Dataset extract>
------------------------------------------------------------

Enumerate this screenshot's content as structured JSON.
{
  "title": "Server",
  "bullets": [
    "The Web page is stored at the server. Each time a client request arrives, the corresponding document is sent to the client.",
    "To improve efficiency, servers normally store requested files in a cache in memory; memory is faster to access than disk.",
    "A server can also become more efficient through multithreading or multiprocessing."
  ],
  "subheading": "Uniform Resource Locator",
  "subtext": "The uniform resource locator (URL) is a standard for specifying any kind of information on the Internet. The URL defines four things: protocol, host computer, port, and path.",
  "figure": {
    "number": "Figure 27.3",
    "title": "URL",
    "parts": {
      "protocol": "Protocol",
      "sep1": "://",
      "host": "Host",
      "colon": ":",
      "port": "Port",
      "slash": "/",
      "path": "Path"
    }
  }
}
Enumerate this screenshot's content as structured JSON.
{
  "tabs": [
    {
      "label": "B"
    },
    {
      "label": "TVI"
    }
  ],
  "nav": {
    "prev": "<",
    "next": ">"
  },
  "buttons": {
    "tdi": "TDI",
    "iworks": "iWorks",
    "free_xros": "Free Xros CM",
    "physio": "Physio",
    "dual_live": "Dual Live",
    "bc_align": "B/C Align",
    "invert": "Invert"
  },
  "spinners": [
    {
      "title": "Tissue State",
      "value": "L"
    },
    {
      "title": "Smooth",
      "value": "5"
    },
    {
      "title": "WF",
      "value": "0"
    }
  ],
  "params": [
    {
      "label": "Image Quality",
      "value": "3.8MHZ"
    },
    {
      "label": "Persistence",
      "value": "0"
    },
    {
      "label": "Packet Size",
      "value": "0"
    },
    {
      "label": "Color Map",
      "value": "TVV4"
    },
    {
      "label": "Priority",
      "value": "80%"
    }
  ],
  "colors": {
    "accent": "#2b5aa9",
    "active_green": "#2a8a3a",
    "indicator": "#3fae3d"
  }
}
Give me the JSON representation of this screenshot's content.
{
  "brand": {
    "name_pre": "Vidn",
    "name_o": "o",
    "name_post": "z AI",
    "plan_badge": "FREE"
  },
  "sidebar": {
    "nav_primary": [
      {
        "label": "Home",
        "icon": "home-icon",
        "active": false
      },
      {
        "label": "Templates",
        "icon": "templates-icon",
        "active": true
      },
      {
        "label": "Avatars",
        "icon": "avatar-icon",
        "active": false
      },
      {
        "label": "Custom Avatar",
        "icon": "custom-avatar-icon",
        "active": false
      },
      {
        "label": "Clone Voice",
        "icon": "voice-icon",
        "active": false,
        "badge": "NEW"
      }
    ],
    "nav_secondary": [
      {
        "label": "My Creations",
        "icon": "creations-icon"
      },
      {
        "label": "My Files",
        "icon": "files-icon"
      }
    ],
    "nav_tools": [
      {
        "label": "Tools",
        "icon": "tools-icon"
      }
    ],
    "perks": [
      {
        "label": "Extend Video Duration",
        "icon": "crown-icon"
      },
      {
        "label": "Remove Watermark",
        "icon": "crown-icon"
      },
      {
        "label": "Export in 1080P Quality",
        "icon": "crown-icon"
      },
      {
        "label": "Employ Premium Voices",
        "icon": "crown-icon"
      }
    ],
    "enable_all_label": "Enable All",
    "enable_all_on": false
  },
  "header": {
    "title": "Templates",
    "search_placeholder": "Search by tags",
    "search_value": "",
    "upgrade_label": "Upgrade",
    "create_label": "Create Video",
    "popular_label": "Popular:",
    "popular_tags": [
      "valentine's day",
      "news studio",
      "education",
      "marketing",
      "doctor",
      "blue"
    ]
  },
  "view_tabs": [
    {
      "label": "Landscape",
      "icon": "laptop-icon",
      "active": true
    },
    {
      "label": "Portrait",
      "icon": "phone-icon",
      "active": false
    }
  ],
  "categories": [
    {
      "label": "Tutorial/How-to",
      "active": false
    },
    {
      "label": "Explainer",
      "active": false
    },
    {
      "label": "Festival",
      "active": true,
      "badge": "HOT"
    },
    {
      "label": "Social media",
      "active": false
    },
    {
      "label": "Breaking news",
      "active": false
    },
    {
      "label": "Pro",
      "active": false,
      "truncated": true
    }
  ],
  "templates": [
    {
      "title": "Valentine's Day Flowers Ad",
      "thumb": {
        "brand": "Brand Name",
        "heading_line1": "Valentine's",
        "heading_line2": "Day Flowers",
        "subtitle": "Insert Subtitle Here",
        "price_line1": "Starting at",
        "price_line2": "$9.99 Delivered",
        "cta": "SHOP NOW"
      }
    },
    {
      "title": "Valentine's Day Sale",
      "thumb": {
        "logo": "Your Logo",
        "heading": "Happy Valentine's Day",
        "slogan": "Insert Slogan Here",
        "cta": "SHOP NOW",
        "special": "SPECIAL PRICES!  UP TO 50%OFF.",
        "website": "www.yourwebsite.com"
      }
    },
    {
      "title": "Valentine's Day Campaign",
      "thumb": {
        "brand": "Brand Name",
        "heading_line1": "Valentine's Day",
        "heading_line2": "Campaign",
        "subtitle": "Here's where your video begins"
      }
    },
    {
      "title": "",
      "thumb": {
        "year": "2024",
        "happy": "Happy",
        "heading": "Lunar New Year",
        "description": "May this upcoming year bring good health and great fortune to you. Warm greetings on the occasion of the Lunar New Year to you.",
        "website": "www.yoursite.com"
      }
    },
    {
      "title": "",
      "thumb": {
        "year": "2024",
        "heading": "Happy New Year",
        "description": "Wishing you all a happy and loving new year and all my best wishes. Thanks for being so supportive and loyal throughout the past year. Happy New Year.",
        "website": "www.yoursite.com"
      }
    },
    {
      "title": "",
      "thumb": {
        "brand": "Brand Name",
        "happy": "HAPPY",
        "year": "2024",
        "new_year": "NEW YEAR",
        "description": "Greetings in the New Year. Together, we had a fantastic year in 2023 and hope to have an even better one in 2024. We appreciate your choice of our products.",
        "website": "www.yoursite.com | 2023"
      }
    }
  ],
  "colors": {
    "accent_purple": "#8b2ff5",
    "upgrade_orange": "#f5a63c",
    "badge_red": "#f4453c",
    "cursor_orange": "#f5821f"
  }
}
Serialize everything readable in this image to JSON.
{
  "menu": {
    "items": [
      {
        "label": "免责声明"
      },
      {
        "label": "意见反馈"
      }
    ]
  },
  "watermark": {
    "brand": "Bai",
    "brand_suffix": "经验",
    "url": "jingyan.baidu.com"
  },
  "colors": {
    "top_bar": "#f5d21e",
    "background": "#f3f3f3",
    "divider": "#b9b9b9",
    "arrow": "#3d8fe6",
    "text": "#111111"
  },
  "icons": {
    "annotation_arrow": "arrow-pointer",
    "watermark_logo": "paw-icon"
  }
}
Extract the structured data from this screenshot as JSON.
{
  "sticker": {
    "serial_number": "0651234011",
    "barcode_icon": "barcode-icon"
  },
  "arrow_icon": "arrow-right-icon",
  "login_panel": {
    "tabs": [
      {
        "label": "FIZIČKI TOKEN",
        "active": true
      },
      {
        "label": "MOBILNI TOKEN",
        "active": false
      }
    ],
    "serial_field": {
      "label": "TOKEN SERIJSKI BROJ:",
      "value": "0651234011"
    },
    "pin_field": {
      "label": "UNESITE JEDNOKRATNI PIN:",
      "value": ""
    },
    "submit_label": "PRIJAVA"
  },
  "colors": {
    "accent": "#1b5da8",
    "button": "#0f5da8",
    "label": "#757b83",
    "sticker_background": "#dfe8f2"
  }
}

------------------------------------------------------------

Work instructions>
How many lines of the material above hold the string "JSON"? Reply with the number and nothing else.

Written answer>
5